- **WHAT TO WORK ON**
Sift the material for lines containing "title", and return them.

- **GIVEN RECORDS**

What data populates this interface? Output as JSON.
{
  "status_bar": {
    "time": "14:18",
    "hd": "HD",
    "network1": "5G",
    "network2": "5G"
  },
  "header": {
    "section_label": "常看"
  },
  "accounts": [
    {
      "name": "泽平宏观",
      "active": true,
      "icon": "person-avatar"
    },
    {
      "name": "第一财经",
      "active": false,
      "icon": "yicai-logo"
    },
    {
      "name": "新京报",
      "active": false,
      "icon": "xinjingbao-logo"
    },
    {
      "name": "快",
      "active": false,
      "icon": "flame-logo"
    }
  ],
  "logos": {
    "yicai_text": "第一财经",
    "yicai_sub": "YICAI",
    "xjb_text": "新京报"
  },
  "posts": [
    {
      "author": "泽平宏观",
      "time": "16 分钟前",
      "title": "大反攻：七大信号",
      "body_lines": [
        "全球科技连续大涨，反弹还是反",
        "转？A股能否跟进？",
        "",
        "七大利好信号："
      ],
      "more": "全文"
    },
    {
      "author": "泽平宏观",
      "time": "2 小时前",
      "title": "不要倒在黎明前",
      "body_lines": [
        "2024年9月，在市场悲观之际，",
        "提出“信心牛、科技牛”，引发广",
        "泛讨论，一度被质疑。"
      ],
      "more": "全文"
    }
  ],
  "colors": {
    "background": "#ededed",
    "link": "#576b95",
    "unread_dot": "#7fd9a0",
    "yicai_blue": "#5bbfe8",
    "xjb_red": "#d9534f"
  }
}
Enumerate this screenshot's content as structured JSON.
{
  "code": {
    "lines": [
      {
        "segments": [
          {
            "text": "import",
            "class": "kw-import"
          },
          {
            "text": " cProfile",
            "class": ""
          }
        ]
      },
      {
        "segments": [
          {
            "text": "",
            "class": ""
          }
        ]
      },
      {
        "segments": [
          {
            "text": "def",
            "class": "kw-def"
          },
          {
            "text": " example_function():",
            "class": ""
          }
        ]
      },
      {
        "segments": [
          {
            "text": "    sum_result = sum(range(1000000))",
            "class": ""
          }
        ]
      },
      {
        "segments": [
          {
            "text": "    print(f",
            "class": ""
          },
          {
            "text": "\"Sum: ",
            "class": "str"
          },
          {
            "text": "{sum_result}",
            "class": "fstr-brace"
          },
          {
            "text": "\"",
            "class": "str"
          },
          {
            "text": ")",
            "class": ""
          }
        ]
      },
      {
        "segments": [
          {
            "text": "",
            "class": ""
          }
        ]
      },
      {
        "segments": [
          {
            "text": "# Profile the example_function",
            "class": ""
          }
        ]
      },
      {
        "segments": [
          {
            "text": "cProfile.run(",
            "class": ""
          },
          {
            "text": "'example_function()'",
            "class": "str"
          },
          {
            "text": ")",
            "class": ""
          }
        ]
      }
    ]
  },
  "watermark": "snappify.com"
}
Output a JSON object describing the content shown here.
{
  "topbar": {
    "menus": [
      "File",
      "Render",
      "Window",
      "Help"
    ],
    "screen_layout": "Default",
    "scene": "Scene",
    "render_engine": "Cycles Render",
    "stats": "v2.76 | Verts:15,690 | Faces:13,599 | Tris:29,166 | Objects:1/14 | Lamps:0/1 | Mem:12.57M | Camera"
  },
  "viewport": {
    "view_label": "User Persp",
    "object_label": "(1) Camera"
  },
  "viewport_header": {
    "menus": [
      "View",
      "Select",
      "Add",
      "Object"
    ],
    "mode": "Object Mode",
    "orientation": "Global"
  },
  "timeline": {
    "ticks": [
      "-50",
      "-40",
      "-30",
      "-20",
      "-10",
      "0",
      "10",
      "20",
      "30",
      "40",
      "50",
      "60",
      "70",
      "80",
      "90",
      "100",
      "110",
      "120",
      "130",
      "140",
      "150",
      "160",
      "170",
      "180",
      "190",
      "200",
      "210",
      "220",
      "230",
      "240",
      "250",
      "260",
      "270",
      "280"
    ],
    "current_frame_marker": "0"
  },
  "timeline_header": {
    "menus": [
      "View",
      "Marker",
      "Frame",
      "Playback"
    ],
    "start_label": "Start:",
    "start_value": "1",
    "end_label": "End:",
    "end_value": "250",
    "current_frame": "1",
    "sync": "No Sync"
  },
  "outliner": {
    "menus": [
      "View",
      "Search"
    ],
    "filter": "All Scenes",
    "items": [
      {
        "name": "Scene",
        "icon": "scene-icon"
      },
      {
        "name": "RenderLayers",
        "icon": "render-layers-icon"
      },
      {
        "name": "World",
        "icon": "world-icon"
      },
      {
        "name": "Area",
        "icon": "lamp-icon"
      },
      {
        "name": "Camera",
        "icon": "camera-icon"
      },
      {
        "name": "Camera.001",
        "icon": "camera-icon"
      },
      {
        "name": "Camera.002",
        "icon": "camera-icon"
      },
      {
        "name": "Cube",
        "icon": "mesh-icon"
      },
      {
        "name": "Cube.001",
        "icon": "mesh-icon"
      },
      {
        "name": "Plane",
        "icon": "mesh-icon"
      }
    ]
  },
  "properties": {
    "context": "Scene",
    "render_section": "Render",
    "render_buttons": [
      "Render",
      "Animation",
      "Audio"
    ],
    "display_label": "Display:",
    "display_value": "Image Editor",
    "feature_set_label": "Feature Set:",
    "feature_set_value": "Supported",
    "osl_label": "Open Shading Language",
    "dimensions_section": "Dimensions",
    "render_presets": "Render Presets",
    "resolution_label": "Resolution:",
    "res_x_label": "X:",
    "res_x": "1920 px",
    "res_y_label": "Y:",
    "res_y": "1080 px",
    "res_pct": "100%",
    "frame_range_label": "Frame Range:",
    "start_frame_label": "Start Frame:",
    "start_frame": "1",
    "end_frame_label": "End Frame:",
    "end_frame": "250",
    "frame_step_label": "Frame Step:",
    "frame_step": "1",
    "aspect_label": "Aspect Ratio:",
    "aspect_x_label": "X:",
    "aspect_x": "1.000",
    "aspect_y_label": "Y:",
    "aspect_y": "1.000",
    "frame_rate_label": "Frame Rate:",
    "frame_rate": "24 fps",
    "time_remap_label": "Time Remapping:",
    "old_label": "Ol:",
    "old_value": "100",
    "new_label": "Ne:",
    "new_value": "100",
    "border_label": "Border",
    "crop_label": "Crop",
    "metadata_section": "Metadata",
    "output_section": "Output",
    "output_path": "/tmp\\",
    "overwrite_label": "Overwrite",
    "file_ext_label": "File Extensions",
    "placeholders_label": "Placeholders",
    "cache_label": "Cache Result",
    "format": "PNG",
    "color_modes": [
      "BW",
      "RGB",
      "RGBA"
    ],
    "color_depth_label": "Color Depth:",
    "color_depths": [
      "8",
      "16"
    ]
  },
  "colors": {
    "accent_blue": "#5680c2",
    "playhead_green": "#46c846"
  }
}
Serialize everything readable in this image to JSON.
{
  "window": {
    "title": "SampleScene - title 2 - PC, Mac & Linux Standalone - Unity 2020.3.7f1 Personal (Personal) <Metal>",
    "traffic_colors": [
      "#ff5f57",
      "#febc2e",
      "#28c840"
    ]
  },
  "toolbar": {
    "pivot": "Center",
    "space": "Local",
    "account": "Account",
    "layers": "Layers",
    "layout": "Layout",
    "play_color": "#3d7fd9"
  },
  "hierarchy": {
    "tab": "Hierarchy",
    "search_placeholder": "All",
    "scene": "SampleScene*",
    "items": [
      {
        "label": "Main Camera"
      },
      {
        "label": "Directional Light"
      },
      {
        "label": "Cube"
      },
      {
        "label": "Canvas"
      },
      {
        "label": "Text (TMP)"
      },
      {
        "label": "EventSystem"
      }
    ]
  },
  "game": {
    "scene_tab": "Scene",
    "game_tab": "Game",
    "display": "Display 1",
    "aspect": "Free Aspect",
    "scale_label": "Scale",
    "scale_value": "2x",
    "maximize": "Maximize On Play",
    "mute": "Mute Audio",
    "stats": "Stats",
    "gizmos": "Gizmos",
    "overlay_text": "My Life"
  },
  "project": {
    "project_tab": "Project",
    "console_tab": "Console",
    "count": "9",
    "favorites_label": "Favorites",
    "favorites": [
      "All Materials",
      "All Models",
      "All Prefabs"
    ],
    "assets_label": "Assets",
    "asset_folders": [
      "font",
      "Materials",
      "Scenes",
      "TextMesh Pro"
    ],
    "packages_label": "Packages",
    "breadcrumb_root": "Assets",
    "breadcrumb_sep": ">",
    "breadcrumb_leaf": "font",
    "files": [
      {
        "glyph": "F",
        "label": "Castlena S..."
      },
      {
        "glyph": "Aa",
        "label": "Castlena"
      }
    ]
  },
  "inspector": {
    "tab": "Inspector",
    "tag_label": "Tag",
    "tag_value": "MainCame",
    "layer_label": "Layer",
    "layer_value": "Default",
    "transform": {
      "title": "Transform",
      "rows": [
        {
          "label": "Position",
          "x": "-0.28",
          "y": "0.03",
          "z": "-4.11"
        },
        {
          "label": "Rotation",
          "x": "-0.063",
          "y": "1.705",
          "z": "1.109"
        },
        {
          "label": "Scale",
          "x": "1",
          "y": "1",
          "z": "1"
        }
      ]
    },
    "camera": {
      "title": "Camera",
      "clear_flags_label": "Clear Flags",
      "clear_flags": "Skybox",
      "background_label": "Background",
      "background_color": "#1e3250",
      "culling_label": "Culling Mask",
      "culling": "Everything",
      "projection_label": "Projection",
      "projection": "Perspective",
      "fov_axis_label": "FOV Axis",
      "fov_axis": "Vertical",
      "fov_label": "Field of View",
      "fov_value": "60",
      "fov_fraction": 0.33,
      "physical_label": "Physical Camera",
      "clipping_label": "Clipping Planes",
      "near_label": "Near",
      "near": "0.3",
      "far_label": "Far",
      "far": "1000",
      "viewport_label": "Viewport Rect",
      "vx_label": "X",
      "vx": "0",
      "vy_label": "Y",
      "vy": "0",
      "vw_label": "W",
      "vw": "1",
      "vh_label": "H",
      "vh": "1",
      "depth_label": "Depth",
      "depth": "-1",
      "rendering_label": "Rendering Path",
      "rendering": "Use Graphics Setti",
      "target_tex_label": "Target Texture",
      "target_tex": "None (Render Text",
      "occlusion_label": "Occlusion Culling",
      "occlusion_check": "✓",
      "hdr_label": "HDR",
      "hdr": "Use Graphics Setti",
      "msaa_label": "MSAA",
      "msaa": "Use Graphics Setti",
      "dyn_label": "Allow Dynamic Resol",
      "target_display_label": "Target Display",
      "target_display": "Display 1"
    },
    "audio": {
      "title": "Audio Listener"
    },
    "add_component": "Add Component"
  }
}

- **RESPONSE TO THE EXERCISE**
      "title": "大反攻：七大信号",
      "title": "不要倒在黎明前",
    "title": "SampleScene - title 2 - PC, Mac & Linux Standalone - Unity 2020.3.7f1 Personal (Personal) <Metal>",
      "title": "Transform",
      "title": "Camera",
      "title": "Audio Listener"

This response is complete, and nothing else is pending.